It is not just the 3-D experience of “frogger” I enact on a daily basis with rush hour trafﬁc. It is also overcoming the social challenges. You try showing up for a job interview, or a date, or a day at the ofﬁce in this city with a bicycle helmet in hand and chain grease on your pants, a little sweaty and out of breath. People in LA take not owning or using a car as an act of youthful rebellion but also as not measuring up to the ʻstatus quoʼ. People treat a car as a necessity in LA. It is seen as your access point to all things a person needs to live in this modern world. It is not impossible though. I am living proof: I work in an ofﬁce and am a functioning member of society even though I do
not drive a car. Bicycles are not just for hipsters and their stylish obsessions.
I love being a bicycle commuter. I feel really good that I am contributing less to the layer of smog that gives this city that entrancing green hue at sunset. I am going to be less of a burden on society because I stay in good health and shape by riding my bicycle every day.
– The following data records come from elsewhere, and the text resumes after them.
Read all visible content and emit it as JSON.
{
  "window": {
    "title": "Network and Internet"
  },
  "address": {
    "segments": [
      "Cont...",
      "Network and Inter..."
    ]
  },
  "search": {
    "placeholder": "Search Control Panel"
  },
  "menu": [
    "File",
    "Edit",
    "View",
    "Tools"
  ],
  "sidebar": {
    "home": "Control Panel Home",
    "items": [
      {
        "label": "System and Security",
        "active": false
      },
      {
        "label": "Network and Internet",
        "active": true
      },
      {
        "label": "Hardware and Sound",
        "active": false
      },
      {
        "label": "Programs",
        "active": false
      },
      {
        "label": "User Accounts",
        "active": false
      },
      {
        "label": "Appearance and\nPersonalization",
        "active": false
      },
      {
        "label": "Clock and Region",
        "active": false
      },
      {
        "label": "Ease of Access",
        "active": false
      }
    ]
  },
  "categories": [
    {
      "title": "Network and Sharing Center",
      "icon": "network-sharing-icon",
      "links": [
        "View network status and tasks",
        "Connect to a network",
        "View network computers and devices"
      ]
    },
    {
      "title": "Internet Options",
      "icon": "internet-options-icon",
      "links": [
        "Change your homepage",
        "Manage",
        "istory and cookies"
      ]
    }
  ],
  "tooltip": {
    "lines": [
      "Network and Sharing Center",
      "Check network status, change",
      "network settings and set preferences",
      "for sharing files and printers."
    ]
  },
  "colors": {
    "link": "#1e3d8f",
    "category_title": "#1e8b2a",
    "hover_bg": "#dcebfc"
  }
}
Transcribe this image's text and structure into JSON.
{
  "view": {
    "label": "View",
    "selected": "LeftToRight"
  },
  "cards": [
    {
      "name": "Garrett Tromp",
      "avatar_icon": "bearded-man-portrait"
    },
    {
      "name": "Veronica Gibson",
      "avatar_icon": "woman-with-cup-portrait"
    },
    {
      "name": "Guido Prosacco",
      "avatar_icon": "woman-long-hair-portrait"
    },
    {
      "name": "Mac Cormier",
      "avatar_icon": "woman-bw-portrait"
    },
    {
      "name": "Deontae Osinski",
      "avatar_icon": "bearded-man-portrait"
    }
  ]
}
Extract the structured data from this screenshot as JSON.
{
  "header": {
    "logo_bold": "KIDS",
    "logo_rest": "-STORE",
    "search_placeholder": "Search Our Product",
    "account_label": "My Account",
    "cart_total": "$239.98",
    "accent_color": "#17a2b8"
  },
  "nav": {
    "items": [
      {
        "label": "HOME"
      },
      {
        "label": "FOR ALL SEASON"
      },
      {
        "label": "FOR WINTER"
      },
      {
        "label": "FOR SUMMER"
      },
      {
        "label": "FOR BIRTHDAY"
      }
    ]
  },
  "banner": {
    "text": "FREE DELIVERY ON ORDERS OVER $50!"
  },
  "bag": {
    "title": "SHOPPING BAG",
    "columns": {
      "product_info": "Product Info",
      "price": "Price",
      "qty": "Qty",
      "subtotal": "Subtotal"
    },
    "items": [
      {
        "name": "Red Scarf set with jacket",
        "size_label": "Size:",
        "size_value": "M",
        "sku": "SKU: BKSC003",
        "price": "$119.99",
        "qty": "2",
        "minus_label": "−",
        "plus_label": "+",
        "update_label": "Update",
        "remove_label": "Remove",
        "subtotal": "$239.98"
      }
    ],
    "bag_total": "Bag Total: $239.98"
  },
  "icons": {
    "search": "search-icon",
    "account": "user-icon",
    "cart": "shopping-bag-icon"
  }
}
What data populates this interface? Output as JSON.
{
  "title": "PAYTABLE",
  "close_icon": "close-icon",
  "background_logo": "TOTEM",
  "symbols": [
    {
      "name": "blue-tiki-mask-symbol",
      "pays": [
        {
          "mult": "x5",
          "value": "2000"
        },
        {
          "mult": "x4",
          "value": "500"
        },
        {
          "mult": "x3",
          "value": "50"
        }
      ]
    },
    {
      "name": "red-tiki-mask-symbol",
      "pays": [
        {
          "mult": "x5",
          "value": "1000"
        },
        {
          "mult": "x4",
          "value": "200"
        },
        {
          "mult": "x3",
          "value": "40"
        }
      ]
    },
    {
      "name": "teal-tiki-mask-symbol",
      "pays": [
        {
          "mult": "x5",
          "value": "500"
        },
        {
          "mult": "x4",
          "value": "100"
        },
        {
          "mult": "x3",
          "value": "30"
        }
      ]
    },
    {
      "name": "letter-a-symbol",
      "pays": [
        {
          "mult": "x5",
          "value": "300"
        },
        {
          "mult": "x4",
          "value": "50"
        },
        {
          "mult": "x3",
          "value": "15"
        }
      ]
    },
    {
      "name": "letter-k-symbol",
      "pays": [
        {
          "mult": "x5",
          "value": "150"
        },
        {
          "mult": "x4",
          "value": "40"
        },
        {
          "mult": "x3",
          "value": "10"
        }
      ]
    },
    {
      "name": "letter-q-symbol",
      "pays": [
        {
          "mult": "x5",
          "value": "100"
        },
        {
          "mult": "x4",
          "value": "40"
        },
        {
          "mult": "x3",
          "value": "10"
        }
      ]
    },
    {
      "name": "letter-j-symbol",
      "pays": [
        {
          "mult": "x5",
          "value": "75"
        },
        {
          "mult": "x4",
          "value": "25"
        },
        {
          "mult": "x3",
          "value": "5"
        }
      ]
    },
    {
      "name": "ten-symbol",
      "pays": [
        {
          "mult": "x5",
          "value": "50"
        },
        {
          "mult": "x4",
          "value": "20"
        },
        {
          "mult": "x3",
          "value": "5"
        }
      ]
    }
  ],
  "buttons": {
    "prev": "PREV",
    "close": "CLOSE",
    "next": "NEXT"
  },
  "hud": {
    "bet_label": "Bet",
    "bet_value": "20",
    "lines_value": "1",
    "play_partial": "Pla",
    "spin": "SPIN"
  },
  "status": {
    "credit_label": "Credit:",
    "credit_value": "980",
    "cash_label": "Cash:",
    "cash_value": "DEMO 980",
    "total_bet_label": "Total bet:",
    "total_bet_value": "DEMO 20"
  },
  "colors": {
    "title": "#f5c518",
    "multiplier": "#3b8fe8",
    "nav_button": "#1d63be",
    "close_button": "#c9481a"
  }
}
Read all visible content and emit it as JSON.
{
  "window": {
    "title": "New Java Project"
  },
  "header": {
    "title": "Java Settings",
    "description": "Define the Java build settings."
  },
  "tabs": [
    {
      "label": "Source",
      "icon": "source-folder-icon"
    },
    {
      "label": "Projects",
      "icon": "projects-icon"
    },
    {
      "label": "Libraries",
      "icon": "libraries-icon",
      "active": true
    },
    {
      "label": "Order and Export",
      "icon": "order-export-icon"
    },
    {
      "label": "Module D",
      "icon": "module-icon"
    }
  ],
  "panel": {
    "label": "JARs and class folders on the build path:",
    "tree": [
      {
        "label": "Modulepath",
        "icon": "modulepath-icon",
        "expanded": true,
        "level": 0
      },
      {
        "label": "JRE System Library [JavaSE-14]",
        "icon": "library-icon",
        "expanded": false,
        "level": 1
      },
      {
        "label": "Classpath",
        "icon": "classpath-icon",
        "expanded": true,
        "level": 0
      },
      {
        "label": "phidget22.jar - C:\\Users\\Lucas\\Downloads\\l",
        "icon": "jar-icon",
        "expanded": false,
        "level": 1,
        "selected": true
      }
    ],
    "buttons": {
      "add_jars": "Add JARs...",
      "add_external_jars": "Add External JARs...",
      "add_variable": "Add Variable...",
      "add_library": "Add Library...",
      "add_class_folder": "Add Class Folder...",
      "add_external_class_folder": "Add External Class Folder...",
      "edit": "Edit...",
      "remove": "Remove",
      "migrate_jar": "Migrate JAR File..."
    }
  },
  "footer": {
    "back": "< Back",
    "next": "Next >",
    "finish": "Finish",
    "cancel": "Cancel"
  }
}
I take pride in every mile I pedal.
And you know what? Many of you could do it too! I see you, in trafﬁc, looking bored and tired. Being on the bicycle gives me a much more intimate perspective of my surroundings; most of which are people driving cars. Of course, if you are needing to transport large objects, or take your kids to school, then a car is the logical choice. Most of the cars I pass, however, are occupied by one able-bodied person, looking morosely at the long line of cars between them and their destination. I hope that I inspire a spark of curiosity or longing to try something new as I ﬂash by you on my bike (and yes, many times I get to move faster than trafﬁc) wearing my helmet and a smile.
My point is, we are a culture of choice. And choosing to participate in car culture to the degree that we have over the decades has created big ecological problems. Cars are accountable for most of our ozone pollution. Maybe it is time for society to make a better choice on something as simple as getting from A to B.